Exercise: Pull out each line of the data that includes the word "title".

(Data records)

◇ ◇ ◇ ◇ ◇

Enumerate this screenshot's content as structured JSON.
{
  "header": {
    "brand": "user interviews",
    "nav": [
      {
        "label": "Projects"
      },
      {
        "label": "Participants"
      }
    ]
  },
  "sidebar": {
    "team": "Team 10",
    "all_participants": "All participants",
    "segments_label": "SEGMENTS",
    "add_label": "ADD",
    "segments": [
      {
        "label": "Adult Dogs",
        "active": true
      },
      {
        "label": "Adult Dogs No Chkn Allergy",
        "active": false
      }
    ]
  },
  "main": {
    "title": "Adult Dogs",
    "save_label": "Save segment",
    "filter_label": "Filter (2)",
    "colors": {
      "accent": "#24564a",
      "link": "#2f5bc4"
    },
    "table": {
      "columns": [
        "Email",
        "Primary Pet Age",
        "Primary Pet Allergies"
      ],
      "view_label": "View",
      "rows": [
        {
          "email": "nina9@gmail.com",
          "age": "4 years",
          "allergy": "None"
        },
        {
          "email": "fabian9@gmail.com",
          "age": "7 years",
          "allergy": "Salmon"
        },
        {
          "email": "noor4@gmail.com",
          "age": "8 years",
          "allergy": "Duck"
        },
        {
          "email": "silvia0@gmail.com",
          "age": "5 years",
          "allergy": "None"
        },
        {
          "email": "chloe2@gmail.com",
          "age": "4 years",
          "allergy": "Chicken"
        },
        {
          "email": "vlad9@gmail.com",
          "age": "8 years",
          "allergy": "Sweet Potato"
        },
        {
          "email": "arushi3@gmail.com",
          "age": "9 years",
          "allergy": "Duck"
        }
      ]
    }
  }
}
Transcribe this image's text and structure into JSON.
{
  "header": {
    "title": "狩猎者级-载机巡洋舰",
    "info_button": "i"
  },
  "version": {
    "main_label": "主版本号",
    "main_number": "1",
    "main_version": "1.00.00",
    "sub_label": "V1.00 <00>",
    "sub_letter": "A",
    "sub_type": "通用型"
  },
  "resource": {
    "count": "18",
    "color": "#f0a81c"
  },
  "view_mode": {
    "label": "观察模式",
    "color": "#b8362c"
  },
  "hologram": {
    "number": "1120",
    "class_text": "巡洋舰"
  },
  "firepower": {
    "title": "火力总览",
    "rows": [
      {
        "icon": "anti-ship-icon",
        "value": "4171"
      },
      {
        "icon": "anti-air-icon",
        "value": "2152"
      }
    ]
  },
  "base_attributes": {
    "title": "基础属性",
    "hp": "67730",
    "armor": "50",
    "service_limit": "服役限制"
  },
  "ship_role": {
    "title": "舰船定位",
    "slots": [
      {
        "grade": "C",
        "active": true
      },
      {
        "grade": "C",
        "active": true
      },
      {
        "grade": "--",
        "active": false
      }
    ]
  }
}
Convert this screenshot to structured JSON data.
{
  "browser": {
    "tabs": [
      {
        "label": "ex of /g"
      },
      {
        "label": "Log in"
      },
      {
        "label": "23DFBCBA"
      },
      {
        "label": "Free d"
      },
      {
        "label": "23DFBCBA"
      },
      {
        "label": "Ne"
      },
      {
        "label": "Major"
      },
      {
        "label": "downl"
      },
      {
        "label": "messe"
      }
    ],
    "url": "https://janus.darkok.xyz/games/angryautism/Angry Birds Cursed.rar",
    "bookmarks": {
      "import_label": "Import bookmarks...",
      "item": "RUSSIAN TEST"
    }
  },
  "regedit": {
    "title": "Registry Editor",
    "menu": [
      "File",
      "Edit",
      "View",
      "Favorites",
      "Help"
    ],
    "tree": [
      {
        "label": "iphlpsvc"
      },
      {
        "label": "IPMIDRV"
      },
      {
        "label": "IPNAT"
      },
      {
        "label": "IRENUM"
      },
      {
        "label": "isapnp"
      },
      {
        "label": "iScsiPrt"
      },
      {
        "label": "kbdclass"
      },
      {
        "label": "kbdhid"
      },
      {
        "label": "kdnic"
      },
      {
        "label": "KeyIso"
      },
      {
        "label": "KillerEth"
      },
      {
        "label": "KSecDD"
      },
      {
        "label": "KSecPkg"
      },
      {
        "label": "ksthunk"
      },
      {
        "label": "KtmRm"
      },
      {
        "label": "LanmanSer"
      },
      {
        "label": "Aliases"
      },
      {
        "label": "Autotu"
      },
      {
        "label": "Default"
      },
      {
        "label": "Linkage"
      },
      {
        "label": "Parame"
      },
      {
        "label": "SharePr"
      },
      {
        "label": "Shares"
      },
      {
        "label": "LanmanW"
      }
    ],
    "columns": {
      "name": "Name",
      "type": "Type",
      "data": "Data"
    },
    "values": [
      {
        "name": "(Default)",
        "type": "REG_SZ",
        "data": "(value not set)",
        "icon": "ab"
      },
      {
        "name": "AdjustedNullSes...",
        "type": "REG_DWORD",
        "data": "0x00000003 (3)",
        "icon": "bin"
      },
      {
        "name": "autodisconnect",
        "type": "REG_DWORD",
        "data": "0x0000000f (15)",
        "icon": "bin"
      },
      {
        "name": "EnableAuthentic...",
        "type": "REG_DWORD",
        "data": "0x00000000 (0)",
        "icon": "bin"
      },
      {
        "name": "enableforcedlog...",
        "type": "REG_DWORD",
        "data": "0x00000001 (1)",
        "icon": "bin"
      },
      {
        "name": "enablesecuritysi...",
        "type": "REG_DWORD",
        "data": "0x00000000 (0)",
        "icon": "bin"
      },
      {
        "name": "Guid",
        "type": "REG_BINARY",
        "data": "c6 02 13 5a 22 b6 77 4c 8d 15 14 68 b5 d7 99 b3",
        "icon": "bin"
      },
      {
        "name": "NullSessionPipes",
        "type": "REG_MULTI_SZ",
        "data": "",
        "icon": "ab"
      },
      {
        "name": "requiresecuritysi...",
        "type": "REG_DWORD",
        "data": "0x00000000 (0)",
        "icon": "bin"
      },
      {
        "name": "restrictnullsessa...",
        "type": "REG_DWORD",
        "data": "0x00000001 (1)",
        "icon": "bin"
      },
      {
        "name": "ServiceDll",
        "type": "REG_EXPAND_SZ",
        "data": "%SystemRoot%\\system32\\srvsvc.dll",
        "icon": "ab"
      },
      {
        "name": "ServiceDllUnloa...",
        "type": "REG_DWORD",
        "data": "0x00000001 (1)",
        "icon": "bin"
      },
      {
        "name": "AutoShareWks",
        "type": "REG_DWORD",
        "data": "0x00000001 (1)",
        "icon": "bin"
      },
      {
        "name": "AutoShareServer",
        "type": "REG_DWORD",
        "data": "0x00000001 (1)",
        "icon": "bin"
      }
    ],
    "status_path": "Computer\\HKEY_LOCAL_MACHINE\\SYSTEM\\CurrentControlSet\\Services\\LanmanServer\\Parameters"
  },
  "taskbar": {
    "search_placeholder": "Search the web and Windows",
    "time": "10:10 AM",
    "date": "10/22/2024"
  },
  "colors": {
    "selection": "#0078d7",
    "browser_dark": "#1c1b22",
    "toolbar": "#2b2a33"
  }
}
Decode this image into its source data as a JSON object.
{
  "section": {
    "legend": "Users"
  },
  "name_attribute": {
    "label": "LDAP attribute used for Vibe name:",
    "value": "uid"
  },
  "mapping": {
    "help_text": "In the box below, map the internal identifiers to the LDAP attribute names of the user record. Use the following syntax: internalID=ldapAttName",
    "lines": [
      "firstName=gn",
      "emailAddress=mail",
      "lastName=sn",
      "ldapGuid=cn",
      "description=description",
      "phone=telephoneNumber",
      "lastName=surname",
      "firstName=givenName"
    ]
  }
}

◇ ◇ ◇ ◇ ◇

Result:
    "title": "Adult Dogs",
    "title": "狩猎者级-载机巡洋舰",
    "title": "火力总览",
    "title": "基础属性",
    "title": "舰船定位",
    "title": "Registry Editor",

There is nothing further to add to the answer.